It's a little more tart, but still as satisfyingly salty. If you want to make your "pickle martini" a bit more classy, use a gherkin instead of a standard baby dill.

Adding pickle juice to a Caesar is nothing new to us Canadians, but worth a mention too since we're on the topic of savoury cocktails.

Finishing fried eggs

No one is a stranger to frying eggs at home, but are you doing it properly? Most avid cooks and chefs alike will baste their eggs towards the end with some oil or butter.

Me? Well, I like to use a little butter as well as a couple of tablespoons of pickle brine. The brine seasons the eggs near-perfectly and offers additional flavour, courtesy of its pickling spices.

Think of it as a last-minute marinade for your fried eggs.

Make soup

Perhaps the oddest suggestion of all–at first glance, anyway–using dill pickles and their brine to make soup is one of the most unusually delicious dishes you'll make this spring. For some reason, salty and sour pickles find a harmonious match in a cream-based soup. Part of it has to do with the pickles cutting through the richness of the cream, but the other part? Well, I am just chalking it up to magic.

I have my own variation on dill pickle soup you can make easily at home that sees the addition of leeks and dried chilies for a touch of heat.

Marinate meats

Another amazing use for pickle brine is as a marinade for meats. Pork chops and chicken breasts become exponentially more flavourful and juicy when soaked overnight in brine and if you find yourself with a true excess of the salty liquid, you could even brine an entire turkey. It requires some stockpiling of pickle juice, but the pay-off makes it well worth it.

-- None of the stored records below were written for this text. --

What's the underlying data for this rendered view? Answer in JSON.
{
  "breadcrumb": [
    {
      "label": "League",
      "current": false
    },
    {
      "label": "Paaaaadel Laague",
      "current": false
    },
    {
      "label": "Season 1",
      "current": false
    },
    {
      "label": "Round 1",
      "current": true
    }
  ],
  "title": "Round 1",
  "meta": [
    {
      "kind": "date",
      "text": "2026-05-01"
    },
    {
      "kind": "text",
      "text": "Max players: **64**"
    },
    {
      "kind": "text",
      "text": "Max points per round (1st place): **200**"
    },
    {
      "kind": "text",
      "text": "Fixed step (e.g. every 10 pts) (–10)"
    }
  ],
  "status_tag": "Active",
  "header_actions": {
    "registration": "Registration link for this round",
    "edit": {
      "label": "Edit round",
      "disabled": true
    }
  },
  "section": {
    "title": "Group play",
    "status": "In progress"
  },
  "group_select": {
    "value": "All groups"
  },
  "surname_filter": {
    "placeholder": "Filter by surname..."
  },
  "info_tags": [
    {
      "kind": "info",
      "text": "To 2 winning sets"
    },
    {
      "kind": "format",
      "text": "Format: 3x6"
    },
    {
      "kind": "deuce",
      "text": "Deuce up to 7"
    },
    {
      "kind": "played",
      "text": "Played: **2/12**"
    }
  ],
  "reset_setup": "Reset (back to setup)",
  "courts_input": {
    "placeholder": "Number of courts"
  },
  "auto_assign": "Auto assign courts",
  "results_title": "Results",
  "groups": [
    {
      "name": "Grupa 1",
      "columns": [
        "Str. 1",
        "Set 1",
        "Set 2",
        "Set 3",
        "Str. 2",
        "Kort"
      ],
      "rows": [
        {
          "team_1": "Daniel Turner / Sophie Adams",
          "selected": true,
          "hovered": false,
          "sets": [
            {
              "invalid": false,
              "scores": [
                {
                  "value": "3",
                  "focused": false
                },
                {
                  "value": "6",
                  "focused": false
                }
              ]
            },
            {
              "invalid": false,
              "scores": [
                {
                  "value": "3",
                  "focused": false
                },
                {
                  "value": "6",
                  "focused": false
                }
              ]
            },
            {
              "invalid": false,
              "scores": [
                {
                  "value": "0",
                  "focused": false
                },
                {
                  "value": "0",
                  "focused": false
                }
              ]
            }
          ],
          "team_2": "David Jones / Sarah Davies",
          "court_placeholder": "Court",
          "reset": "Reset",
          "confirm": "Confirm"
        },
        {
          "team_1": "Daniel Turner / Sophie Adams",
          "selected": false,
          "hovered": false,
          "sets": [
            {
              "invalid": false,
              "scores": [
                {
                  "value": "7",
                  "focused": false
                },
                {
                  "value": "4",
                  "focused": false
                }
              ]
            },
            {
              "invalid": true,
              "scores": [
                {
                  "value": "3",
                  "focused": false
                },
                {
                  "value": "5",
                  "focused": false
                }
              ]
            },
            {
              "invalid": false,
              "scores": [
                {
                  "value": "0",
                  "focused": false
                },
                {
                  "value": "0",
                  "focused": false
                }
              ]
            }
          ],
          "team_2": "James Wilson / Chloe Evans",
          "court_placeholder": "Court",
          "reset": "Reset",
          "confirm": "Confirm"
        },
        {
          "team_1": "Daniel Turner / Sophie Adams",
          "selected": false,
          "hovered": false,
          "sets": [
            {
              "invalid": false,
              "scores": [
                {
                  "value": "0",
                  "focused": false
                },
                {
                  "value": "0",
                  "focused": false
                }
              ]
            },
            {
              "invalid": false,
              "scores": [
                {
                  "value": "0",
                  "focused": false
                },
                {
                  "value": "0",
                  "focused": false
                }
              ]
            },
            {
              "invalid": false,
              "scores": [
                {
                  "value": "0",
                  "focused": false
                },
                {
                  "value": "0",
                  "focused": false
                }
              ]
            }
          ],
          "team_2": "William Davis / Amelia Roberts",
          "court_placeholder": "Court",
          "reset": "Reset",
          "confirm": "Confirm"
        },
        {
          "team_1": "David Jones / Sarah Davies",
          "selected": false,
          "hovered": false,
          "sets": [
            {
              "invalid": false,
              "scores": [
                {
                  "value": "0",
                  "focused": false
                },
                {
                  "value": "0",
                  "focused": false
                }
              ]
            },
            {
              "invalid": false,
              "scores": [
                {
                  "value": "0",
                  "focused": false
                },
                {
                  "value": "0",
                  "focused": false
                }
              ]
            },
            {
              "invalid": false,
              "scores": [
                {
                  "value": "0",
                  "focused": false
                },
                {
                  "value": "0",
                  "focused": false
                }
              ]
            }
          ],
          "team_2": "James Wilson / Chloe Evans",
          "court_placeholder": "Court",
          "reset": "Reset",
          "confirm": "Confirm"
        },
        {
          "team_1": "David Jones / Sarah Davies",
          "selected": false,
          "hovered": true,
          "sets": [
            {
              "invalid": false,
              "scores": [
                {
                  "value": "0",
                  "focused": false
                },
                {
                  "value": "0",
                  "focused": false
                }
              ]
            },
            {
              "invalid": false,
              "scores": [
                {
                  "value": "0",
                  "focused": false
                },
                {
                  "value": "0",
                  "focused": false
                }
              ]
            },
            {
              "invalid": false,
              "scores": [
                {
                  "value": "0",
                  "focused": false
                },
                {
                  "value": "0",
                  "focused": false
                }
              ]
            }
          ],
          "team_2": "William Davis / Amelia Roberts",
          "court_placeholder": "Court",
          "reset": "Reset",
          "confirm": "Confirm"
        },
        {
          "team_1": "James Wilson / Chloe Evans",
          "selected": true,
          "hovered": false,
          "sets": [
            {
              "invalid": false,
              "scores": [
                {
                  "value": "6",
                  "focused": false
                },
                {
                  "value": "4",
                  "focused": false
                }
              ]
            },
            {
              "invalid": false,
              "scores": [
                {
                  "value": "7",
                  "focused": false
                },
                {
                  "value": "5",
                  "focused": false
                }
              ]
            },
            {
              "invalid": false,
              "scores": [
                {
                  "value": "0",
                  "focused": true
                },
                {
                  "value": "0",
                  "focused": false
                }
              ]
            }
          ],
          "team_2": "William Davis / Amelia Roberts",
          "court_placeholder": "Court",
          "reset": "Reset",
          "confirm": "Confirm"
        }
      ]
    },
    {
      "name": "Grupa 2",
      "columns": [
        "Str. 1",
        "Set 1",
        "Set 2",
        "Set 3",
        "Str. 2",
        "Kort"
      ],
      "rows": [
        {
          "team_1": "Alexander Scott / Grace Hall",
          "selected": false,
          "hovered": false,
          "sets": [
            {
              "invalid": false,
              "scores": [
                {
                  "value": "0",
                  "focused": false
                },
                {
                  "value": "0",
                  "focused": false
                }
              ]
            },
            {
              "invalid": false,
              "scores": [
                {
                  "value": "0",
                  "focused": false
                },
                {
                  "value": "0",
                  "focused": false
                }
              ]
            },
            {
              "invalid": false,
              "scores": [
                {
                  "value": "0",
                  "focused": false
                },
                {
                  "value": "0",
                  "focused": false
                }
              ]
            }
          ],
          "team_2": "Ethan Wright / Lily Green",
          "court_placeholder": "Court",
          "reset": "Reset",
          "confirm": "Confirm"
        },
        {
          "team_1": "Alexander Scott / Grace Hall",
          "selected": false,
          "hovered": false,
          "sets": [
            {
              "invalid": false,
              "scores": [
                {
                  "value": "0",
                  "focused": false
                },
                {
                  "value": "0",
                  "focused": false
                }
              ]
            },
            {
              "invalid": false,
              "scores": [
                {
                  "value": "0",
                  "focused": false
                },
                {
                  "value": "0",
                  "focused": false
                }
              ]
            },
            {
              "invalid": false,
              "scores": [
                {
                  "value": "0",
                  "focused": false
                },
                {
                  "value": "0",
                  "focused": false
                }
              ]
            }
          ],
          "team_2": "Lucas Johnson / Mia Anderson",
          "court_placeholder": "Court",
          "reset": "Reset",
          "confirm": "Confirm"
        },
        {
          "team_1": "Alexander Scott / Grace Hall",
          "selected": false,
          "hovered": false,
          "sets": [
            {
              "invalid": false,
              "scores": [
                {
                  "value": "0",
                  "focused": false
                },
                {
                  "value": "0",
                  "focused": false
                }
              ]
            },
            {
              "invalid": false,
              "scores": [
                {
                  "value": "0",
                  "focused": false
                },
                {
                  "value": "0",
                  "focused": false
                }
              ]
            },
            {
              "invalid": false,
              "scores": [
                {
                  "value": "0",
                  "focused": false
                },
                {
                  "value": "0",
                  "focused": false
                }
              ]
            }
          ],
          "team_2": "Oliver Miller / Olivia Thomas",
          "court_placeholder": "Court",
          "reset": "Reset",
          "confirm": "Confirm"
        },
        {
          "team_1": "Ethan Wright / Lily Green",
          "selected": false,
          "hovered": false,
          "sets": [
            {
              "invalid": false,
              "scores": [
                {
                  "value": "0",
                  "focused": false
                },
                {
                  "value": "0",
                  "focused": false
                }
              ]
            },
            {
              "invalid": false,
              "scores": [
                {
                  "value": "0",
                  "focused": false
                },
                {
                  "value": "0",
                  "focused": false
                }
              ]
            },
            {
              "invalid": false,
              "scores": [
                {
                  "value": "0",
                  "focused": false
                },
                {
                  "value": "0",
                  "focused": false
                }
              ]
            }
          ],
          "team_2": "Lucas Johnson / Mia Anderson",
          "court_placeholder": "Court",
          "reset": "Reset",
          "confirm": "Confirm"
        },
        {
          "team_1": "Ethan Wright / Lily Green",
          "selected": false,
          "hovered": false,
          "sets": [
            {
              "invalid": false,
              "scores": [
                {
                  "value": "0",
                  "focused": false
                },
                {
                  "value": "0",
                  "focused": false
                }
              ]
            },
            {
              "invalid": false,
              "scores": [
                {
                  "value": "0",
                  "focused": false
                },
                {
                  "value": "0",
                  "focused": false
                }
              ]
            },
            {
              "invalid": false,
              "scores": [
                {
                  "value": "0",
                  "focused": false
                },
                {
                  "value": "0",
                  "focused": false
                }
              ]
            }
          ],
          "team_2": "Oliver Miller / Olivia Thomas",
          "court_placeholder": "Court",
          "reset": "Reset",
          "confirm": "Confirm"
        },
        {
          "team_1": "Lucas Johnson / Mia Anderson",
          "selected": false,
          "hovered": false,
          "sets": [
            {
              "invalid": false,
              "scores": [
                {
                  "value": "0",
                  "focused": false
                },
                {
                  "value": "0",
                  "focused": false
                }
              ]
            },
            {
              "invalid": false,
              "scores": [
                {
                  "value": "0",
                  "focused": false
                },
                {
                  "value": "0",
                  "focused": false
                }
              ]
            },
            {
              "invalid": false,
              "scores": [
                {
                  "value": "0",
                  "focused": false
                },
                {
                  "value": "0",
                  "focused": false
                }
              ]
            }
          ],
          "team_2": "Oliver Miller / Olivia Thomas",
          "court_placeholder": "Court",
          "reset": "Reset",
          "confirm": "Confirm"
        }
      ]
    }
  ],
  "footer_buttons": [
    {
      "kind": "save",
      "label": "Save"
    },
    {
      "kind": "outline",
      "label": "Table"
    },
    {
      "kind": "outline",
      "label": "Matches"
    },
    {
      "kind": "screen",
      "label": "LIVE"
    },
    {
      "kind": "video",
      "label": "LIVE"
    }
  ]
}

In a similar vein, try substituting vinegar for pickle brine in homemade barbecue sauce recipes for something a little different.